After the food, he invites me and a French student of cheese (!) to see his home in the old part of the town. It has a gorgeous court yard, beautiful 18th century rooms and a roof top with an obscenely beautiful view of Damascus. We drink arak, looking at the lit up mosques and the mountain side where Kain killed Abel. Oh yes, those were the days.
On my way out, Jacques shows me his bedroom.
"You told me you're interested in history?" he asks.
"In that case, I want to show you my favorite carpet. It depicts a historical event you might've heard about."
He points to the carpet. I look at it. Then I look at it again. It shows the twin towers and two airplanes blasting into them.
"Do you think my carpet is in bad taste?" he asks innocently.
"If it's meant as a celebration, it sure is," I say.
"Well, if you look closer, you'll see the reason I love it. Up in the left corner you see George Bush's head. Every morning when I get out of bed, I step on him and that makes me feel so much better."
I look at him for a second: "Do you mind if I step on him as well?"
I step on the president, then I step on him again.

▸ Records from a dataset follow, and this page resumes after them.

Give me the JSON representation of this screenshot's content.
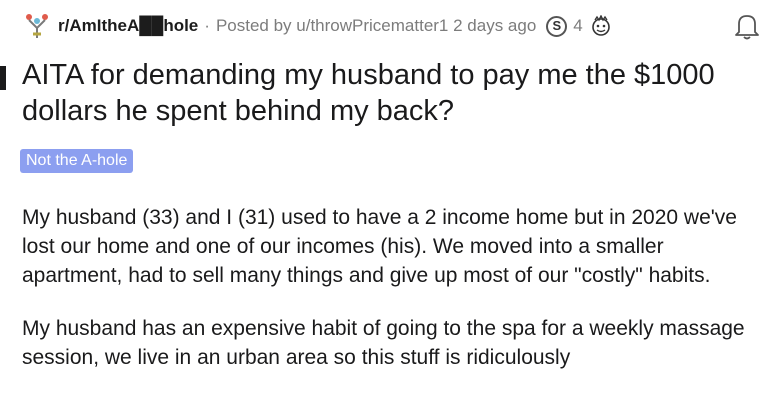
{
  "post": {
    "subreddit": "r/AmItheA██hole",
    "separator": "·",
    "posted_by": "Posted by u/throwPricematter1 2 days ago",
    "award_silver_label": "S",
    "award_count": "4",
    "title": "AITA for demanding my husband to pay me the $1000 dollars he spent behind my back?",
    "flair": "Not the A-hole",
    "paragraphs": [
      "My husband (33) and I (31) used to have a 2 income home but in 2020 we've lost our home and one of our incomes (his). We moved into a smaller apartment, had to sell many things and give up most of our \"costly\" habits.",
      "My husband has an expensive habit of going to the spa for a weekly massage session, we live in an urban area so this stuff is ridiculously"
    ]
  },
  "icons": {
    "subreddit": "subreddit-icon",
    "award": "award-face-icon",
    "notification": "bell-icon"
  },
  "colors": {
    "flair_bg": "#8c9ff0",
    "meta_gray": "#7c7c7c",
    "text": "#1a1a1b"
  }
}
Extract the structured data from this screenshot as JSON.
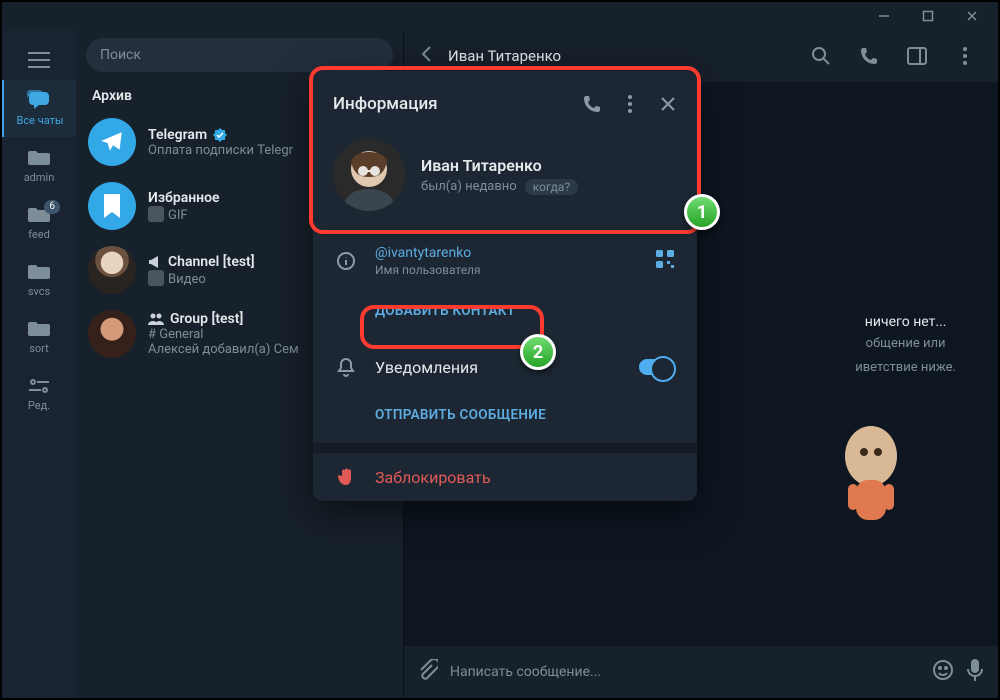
{
  "titlebar": {},
  "rail": {
    "items": [
      {
        "label": "Все чаты"
      },
      {
        "label": "admin"
      },
      {
        "label": "feed",
        "badge": "6"
      },
      {
        "label": "svcs"
      },
      {
        "label": "sort"
      },
      {
        "label": "Ред."
      }
    ]
  },
  "search": {
    "placeholder": "Поиск"
  },
  "archive": "Архив",
  "chats": [
    {
      "name": "Telegram",
      "sub": "Оплата подписки Telegr",
      "verified": true
    },
    {
      "name": "Избранное",
      "sub": "GIF"
    },
    {
      "name": "Channel [test]",
      "sub": "Видео",
      "speaker": true
    },
    {
      "name": "Group [test]",
      "sub1": "# General",
      "sub2": "Алексей добавил(а) Сем",
      "group": true
    }
  ],
  "header": {
    "title": "Иван Титаренко"
  },
  "empty": {
    "title": "ничего нет...",
    "line1": "общение или",
    "line2": "иветствие ниже."
  },
  "composer": {
    "placeholder": "Написать сообщение..."
  },
  "modal": {
    "title": "Информация",
    "name": "Иван Титаренко",
    "status": "был(а) недавно",
    "when": "когда?",
    "username": "@ivantytarenko",
    "username_label": "Имя пользователя",
    "add_contact": "ДОБАВИТЬ КОНТАКТ",
    "notifications": "Уведомления",
    "send_message": "ОТПРАВИТЬ СООБЩЕНИЕ",
    "block": "Заблокировать"
  },
  "markers": {
    "m1": "1",
    "m2": "2"
  }
}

It feels good. But then I start to feel sorry for him. Just like I did for the snake in the glass.
Two more days left.
The snakes are gone from the institute. There is nothing to fear any more, only the milk going sour in the kitchen.
Our villa is the nicest in Damascus. What has Denmark done to deserve this? Is it because we gave the world Hans Christian Andersen and Lego? All the other countries have their home base in modern Damascus which looks like East Berlin in the sixties, just without the Skodas.
It's my last day in the Syrian capitol. It's been a great stay. I did't even get the runs, but God knows I tried.
I want to put this piece on my blog but fogtdal.blogspot.com is forbidden in Syria. It's not that surprising. When I was here in 2003, hotmail.com was forbidden. In 2004, it was yahoo's turn. And when my lesbian colleagues tried to get into the official Danish website for homosexuals, they were met by the stern picture of Bashar Assad, the Syrian dictator, may peace be upon him.
Maybe it's not surprising that Bashar sees everything. Before he became a dictator, he worked as an eye doctor.
"Mend your ways," he says to us all. "Mend your ways, you neo cons, you westeners, you lesbians ..."